Shortly after working on the single tracks with Pascal and Sigsworth, Gilberto and deVries reconnected and went to Rio de Janeiro for about five weeks to track vocal overdubs, guitar solos and some percussion at AR Studios. Gilberto says that an essential part of her vision of the album was that it have “a Brazilian heartbeat” beneath the layered electronics and other non-Brazilian musical influences. “I wanted Marius deVries to smell Brazilianism and use some of the musicians there.” One of them was none other than her mother, who Gilberto had just helped with her own recent recording. “I just wanted to share the moment with her, because she's an incredible improviser who creates interesting sounds and different colors,” Gilberto says of her mother. Antoine Midani, assisted by Bruno Kubrusly and Duda Mello — the same team that worked on Tanto Tempo — serves as engineer during this phase of recording.

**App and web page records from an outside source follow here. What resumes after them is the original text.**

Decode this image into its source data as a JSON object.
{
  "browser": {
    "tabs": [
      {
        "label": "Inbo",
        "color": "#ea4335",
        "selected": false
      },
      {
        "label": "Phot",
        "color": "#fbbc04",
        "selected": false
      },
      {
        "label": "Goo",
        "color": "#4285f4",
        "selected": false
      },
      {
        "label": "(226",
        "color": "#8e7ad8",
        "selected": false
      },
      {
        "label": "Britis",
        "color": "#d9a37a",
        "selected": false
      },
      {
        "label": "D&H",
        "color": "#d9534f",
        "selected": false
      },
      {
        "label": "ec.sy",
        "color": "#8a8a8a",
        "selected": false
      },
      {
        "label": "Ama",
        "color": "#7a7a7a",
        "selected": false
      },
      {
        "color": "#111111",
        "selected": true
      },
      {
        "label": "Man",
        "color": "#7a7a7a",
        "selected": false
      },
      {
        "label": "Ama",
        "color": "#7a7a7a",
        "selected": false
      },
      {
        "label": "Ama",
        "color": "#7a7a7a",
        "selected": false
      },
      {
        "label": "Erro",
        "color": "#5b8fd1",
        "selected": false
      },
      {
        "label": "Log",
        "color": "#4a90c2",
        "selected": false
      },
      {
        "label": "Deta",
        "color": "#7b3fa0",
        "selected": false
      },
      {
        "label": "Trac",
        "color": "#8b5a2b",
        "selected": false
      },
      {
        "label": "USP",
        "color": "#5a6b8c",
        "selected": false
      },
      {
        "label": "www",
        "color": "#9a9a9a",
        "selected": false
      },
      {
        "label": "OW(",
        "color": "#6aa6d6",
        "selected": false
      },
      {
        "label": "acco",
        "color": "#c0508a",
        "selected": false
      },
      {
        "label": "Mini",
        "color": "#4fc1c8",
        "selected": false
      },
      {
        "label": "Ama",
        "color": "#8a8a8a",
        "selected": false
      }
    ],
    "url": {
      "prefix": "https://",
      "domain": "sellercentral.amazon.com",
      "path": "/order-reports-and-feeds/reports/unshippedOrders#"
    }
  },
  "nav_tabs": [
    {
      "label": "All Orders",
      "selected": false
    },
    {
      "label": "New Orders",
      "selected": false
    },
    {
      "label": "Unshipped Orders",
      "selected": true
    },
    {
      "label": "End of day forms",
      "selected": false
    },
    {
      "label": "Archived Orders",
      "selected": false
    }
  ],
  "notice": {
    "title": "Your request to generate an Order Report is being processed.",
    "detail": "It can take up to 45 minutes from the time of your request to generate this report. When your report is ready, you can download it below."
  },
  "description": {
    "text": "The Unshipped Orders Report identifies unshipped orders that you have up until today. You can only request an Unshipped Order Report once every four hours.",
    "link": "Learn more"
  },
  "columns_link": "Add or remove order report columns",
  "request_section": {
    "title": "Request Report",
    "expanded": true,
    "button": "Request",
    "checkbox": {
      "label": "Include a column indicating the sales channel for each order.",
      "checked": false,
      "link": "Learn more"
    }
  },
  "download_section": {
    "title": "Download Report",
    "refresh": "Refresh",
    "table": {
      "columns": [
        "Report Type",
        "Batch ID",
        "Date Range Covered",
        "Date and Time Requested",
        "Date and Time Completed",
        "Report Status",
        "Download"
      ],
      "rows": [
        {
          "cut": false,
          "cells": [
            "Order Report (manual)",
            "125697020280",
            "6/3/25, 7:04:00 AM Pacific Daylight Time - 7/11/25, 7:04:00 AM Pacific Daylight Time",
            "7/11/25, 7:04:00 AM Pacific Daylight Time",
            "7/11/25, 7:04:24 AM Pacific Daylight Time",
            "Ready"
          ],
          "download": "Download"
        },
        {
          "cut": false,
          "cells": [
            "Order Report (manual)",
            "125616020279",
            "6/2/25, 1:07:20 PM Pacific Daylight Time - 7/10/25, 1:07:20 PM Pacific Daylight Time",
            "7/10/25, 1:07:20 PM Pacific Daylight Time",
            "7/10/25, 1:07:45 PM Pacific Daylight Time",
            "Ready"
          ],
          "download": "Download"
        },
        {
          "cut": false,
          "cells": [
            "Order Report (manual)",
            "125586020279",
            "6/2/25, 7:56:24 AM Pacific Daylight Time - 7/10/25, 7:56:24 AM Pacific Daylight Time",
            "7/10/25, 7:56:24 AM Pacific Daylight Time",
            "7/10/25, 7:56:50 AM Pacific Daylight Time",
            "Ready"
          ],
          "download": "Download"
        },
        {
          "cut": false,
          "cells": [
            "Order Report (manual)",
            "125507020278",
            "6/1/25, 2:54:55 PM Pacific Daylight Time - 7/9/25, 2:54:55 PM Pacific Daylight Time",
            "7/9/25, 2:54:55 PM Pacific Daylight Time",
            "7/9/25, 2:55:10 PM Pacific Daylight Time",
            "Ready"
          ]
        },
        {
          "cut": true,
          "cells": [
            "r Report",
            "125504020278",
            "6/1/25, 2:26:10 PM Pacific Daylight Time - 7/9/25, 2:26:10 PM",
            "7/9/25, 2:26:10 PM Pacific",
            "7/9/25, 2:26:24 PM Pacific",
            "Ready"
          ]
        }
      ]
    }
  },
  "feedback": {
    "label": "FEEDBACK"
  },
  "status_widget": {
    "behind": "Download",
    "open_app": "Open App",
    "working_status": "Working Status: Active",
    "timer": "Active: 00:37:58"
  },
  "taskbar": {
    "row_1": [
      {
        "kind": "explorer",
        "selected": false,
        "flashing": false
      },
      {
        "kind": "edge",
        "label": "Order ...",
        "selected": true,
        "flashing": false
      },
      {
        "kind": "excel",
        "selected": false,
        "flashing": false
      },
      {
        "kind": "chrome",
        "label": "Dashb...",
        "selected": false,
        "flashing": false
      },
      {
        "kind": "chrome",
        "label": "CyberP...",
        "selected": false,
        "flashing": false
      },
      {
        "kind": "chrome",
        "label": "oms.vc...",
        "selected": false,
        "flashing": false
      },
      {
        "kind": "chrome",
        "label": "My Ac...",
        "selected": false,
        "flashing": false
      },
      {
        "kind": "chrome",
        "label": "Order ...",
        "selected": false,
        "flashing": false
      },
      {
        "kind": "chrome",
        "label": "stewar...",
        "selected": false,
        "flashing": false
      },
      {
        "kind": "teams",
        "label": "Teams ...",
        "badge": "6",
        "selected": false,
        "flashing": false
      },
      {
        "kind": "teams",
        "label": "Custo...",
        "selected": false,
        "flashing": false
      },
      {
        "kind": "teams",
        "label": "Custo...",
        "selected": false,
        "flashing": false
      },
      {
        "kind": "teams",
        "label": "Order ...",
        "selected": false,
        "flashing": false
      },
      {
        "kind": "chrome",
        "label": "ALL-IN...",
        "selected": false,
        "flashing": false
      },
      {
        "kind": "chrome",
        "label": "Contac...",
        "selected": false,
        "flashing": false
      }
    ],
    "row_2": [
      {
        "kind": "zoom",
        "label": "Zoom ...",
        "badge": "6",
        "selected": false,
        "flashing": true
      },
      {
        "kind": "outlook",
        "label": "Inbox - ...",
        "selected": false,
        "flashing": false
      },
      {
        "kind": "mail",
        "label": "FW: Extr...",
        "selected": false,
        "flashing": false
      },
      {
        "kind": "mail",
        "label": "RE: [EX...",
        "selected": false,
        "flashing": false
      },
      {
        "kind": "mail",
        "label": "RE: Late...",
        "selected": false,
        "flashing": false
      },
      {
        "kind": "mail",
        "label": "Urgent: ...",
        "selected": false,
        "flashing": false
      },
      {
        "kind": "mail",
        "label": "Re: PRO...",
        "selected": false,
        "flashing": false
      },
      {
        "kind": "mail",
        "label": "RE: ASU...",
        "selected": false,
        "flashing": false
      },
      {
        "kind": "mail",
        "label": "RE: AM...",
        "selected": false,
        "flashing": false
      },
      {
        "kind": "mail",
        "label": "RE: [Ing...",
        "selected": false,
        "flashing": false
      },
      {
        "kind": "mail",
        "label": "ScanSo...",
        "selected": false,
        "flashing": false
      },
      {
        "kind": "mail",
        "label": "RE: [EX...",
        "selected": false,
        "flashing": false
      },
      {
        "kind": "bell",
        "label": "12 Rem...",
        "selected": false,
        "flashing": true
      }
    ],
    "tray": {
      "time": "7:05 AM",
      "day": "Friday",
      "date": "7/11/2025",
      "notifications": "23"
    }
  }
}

Once back in London, Gilberto and deVries worked diligently for three weeks from 11 a.m. to 4 a.m. at the Strongroom to get the project finished, mixed and mastered by Christmas 2003. Strings played by the London Session Orchestra were added to “River Song,” “Simplesmente,” “All Around” and “Next to You,” with the arrangements done by deVries, Gilberto and conductor Chris Elliott. Recording for those elements was done at Angel Studios in London and engineered by Gary Thomas. “Nothing was terribly difficult,” deVries says, “but it was a challenge to keep the orchestrated selections clear. They became quite busy and full, which is not really a tendency of bossa nova-based music to have that kind of density.”
Andy Bradfield, who has worked on many of deVries' projects for the past 10 years, was also brought in at the mix stage. Working on an SSL G Series console augmented by various analog tools such as LA-2As, LA-3As and a Phoenix compressor, he mixed most of Bebel Gilberto at the Strongroom. Additionally, Tom Elmhirst did the mixing for “Céu Distante” and Sean McGhee mixed “Cada Beijo” at Frou Frou in London.
Bradfield says of deVries, “Marius tends to use dynamics a lot, which I really love. That's part of the reason he and I get on so well. We realize that not everything has to be at 200 million dBs. The tender sections can be really nice and the explosive stuff can really be quite powerful, so everything is shown in the best possible light.”
He says the mixing was rather straightforward for the majority of Gilberto's album. Still, a few tracks were rather challenging. “‘Aganjú’ was quite tricky and had a lot of percussion on it that we actually submixed some of it in the computer. That's a good example of how you can have the best of both worlds. It also helps me, in terms of when I'm actually doing a mix, so I can concentrate on what the vibe is going to be rather than, ‘Oh my God, how am I going to fit all these things on the desk?’ Marius and I are probably known for our big multitrack count, and we probably maxed out at about 128. But some of the songs that have a lot don't sound like they do.”
There's ample amount of air and space on the album, as befits a Brazilian-oriented recording where vibe and musicianship are so important. Still, it's distinctly modern, even forward-looking. “Bebel comes from the most impeccable Brazilian music pedigree with her family's history, but at the same time, she has grown up in New York and has a feel for Western pop music,” deVries comments. “It's a wonderful collision of those two sensibilities that, along with her voice and personality, makes it an intriguing package.”
Gilberto concludes, “The results were wonderful and I also fell in love with Guy, Pascal, Carlinhos and Marius, because they got different sounds, melodies and ideas from me. I don't think that would have happened if I were working with anyone else. But I do feel pressure from the fans, record company and people in general to be my father's daughter. I'm always wondering when I'm going to graduate from that.”